Since 2015 case of Obergefell v. Hodges, same-sex marriage has become legal in all 50 states, but same-sex parenting can still be very challenging. The law is still catching up to reality, and parents in same-sex relationships need to be careful.
Who are the legal parents?
The law of “parentage” is largely built on the assumption that each child has one mother and one father. These two parents would typically have virtually unlimited authority to parent the child however they see fit (as long as they were not abusive). The law has started to adapt to same-sex couples, but there are still many same-sex couples raising children without the legal status as parents.
For example, in many lesbian couples the child’s birth mom is the child’s legal mother and the child also has a biological father. The mother’s lesbian partner, the child’s step mother, may have no actual parental rights even though she considers herself an equal parent.
When the couple splits up, the non-birth mother may actually be treated as essentially a stranger to the child under the law. That is why if you consider yourself a parent to a child you should consider going through the formal process to adopt that child.
If both partners are a legal parent, custody is relatively easy
The best case scenario for child custody and same-sex parents is that each partner is a legal parent. That can happen if the child was born to the couple in a state that grants parentage to each partner when the baby is born. It can also happen if both partners legally adopt the child.
This can be further simplified if the two parents in the same-sex couple are the only one with rights, meaning there is no other biological parent involved.
In this situation, splitting custody at divorce is basically the same as it would be for straight couples. Each legal parent has equal rights, and the court will try to find a custody arrangement that looks out for the best interests of the child while giving each parent a chance to spend time with the child.
The court should not, for example, favor the biological mom in a lesbian couple if each of the lesbian partners is a legal parent.
It gets complicated if one partner is not a legal parent
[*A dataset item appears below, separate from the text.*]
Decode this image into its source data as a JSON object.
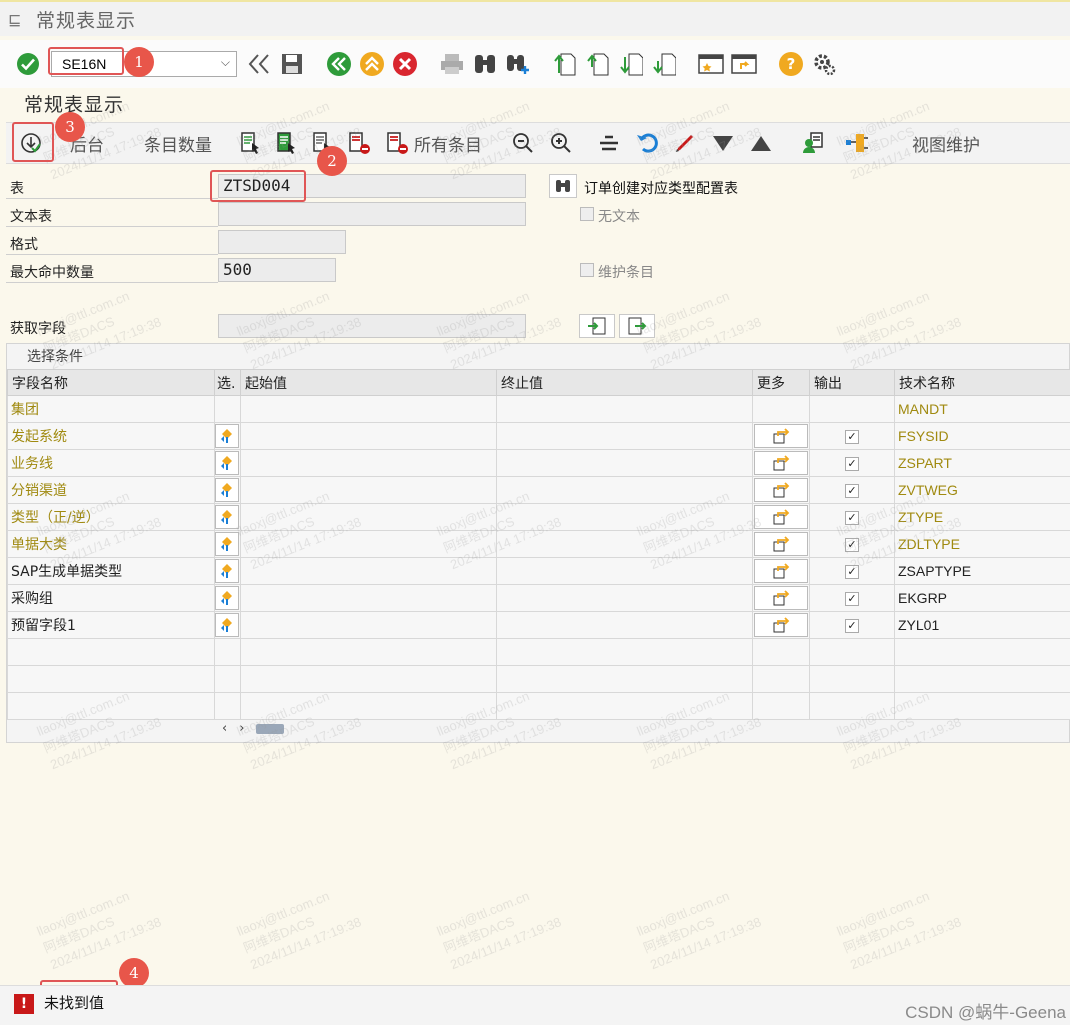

The worst case scenario is a situation where one of the same-sex partners that has been acting as a parent is not actually legally a parent. In most states and situations, the non-parent partner will have zero legal rights.
The partner that is the legal parent could basically freely choose if his or her ex-spouse will get any custody or visitation.
This is slowly changing, and more states are giving some rights in this situation.
If not, the second parent needs to establish some legal right to see the child.
The options may be limited. Some states allow someone like a parenting same-sex partner to seek visitation rights. That is usually far less than the custody rights a parent would get. In some situations, seeking legal parentage might be an option.
For example, some gay men have a biological child with a surrogate through a process that may use either man’s sperm. In that case, one of the men may not have established legal parentage but might actually be the biological father.